### Task directions
Copy out each line of the data that holds the string "pracoviště".

***** Supplied records

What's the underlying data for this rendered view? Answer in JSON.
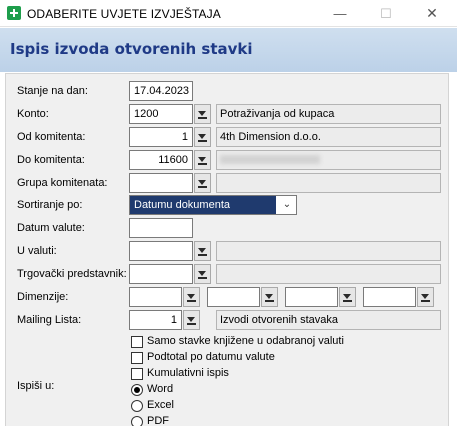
{
  "window": {
    "title": "ODABERITE UVJETE IZVJEŠTAJA",
    "min_glyph": "—",
    "max_glyph": "☐",
    "close_glyph": "✕"
  },
  "header": {
    "title": "Ispis izvoda otvorenih stavki"
  },
  "form": {
    "stanje_na_dan": {
      "label": "Stanje na dan:",
      "value": "17.04.2023"
    },
    "konto": {
      "label": "Konto:",
      "value": "1200",
      "desc": "Potraživanja od kupaca"
    },
    "od_komitenta": {
      "label": "Od komitenta:",
      "value": "1",
      "desc": "4th Dimension d.o.o."
    },
    "do_komitenta": {
      "label": "Do komitenta:",
      "value": "11600",
      "desc": ""
    },
    "grupa_komitenata": {
      "label": "Grupa komitenata:",
      "value": "",
      "desc": ""
    },
    "sortiranje_po": {
      "label": "Sortiranje po:",
      "value": "Datumu dokumenta"
    },
    "datum_valute": {
      "label": "Datum valute:",
      "value": ""
    },
    "u_valuti": {
      "label": "U valuti:",
      "value": "",
      "desc": ""
    },
    "trgovacki_predstavnik": {
      "label": "Trgovački predstavnik:",
      "value": "",
      "desc": ""
    },
    "dimenzije": {
      "label": "Dimenzije:",
      "values": [
        "",
        "",
        "",
        ""
      ]
    },
    "mailing_lista": {
      "label": "Mailing Lista:",
      "value": "1",
      "desc": "Izvodi otvorenih stavaka"
    },
    "checkboxes": [
      {
        "label": "Samo stavke knjižene u odabranoj valuti",
        "checked": false
      },
      {
        "label": "Podtotal po datumu valute",
        "checked": false
      },
      {
        "label": "Kumulativni ispis",
        "checked": false
      }
    ],
    "ispisi_u": {
      "label": "Ispiši u:",
      "options": [
        {
          "label": "Word",
          "selected": true
        },
        {
          "label": "Excel",
          "selected": false
        },
        {
          "label": "PDF",
          "selected": false
        }
      ]
    }
  },
  "icons": {
    "lookup": "lookup-arrow-icon",
    "dropdown": "chevron-down-icon",
    "app": "app-logo-icon"
  },
  "colors": {
    "header_title": "#1f3a86",
    "selection": "#1f3a6e",
    "app_icon": "#1e9e4c"
  }
}
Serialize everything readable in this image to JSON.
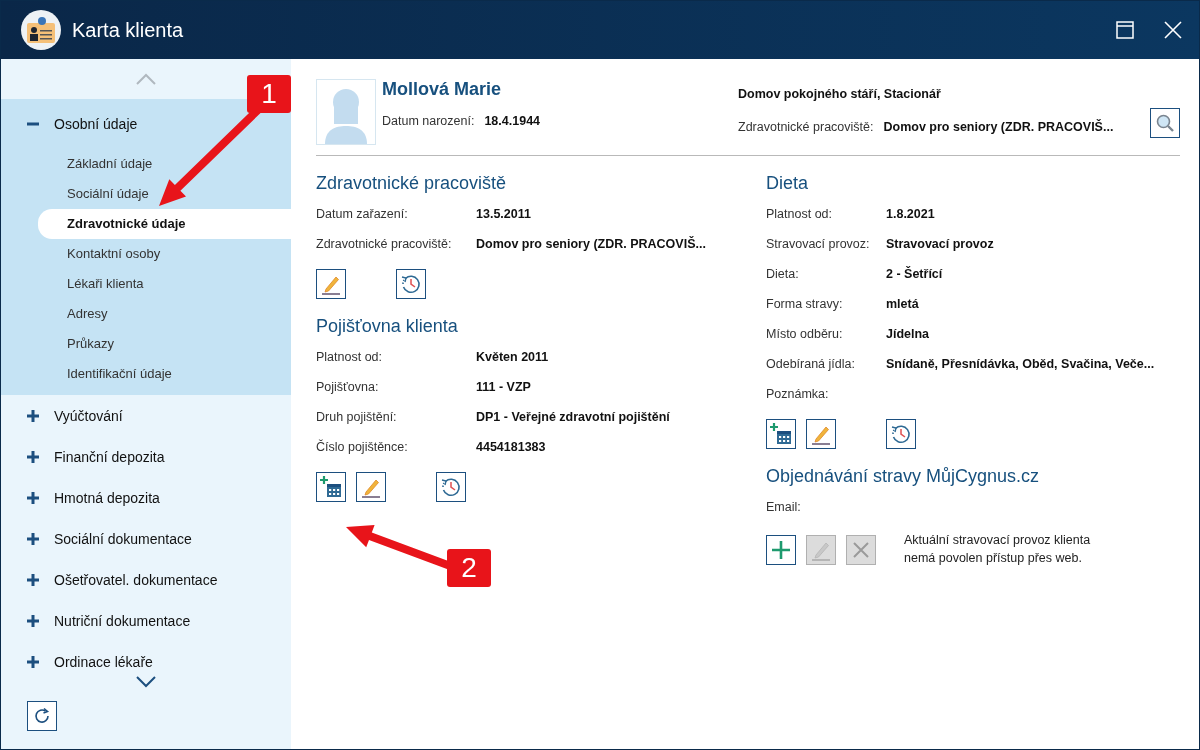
{
  "window": {
    "title": "Karta klienta"
  },
  "sidebar": {
    "items": [
      {
        "label": "Osobní údaje",
        "expanded": true,
        "children": [
          {
            "label": "Základní údaje",
            "selected": false
          },
          {
            "label": "Sociální údaje",
            "selected": false
          },
          {
            "label": "Zdravotnické údaje",
            "selected": true
          },
          {
            "label": "Kontaktní osoby",
            "selected": false
          },
          {
            "label": "Lékaři klienta",
            "selected": false
          },
          {
            "label": "Adresy",
            "selected": false
          },
          {
            "label": "Průkazy",
            "selected": false
          },
          {
            "label": "Identifikační údaje",
            "selected": false
          }
        ]
      },
      {
        "label": "Vyúčtování",
        "expanded": false
      },
      {
        "label": "Finanční depozita",
        "expanded": false
      },
      {
        "label": "Hmotná depozita",
        "expanded": false
      },
      {
        "label": "Sociální dokumentace",
        "expanded": false
      },
      {
        "label": "Ošetřovatel. dokumentace",
        "expanded": false
      },
      {
        "label": "Nutriční dokumentace",
        "expanded": false
      },
      {
        "label": "Ordinace lékaře",
        "expanded": false
      }
    ]
  },
  "client": {
    "name": "Mollová Marie",
    "birth_label": "Datum narození:",
    "birth_date": "18.4.1944",
    "facility": "Domov pokojného stáří, Stacionář",
    "workplace_label": "Zdravotnické pracoviště:",
    "workplace": "Domov pro seniory (ZDR. PRACOVIŠ..."
  },
  "columns": [
    [
      {
        "title": "Zdravotnické pracoviště",
        "fields": [
          {
            "label": "Datum zařazení:",
            "value": "13.5.2011"
          },
          {
            "label": "Zdravotnické pracoviště:",
            "value": "Domov pro seniory (ZDR. PRACOVIŠ..."
          }
        ],
        "buttons": [
          {
            "kind": "edit",
            "disabled": false
          },
          {
            "kind": "history",
            "disabled": false
          }
        ]
      },
      {
        "title": "Pojišťovna klienta",
        "fields": [
          {
            "label": "Platnost od:",
            "value": "Květen 2011"
          },
          {
            "label": "Pojišťovna:",
            "value": "111 - VZP"
          },
          {
            "label": "Druh pojištění:",
            "value": "DP1 - Veřejné zdravotní pojištění"
          },
          {
            "label": "Číslo pojištěnce:",
            "value": "4454181383"
          }
        ],
        "buttons": [
          {
            "kind": "add",
            "disabled": false
          },
          {
            "kind": "edit",
            "disabled": false
          },
          {
            "kind": "history",
            "disabled": false
          }
        ]
      }
    ],
    [
      {
        "title": "Dieta",
        "fields": [
          {
            "label": "Platnost od:",
            "value": "1.8.2021"
          },
          {
            "label": "Stravovací provoz:",
            "value": "Stravovací provoz"
          },
          {
            "label": "Dieta:",
            "value": "2 - Šetřící"
          },
          {
            "label": "Forma stravy:",
            "value": "mletá"
          },
          {
            "label": "Místo odběru:",
            "value": "Jídelna"
          },
          {
            "label": "Odebíraná jídla:",
            "value": "Snídaně, Přesnídávka, Oběd, Svačina, Veče..."
          },
          {
            "label": "Poznámka:"
          }
        ],
        "buttons": [
          {
            "kind": "add",
            "disabled": false
          },
          {
            "kind": "edit",
            "disabled": false
          },
          {
            "kind": "history",
            "disabled": false
          }
        ]
      },
      {
        "title": "Objednávání stravy MůjCygnus.cz",
        "fields": [
          {
            "label": "Email:"
          }
        ],
        "buttons": [
          {
            "kind": "plus",
            "disabled": false
          },
          {
            "kind": "edit",
            "disabled": true
          },
          {
            "kind": "delete",
            "disabled": true
          }
        ],
        "note": "Aktuální stravovací provoz klienta nemá povolen přístup přes web."
      }
    ]
  ],
  "annotations": [
    {
      "label": "1"
    },
    {
      "label": "2"
    }
  ]
}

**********

### Solution for this task
    "workplace_label": "Zdravotnické pracoviště:",
        "title": "Zdravotnické pracoviště",
            "label": "Zdravotnické pracoviště:",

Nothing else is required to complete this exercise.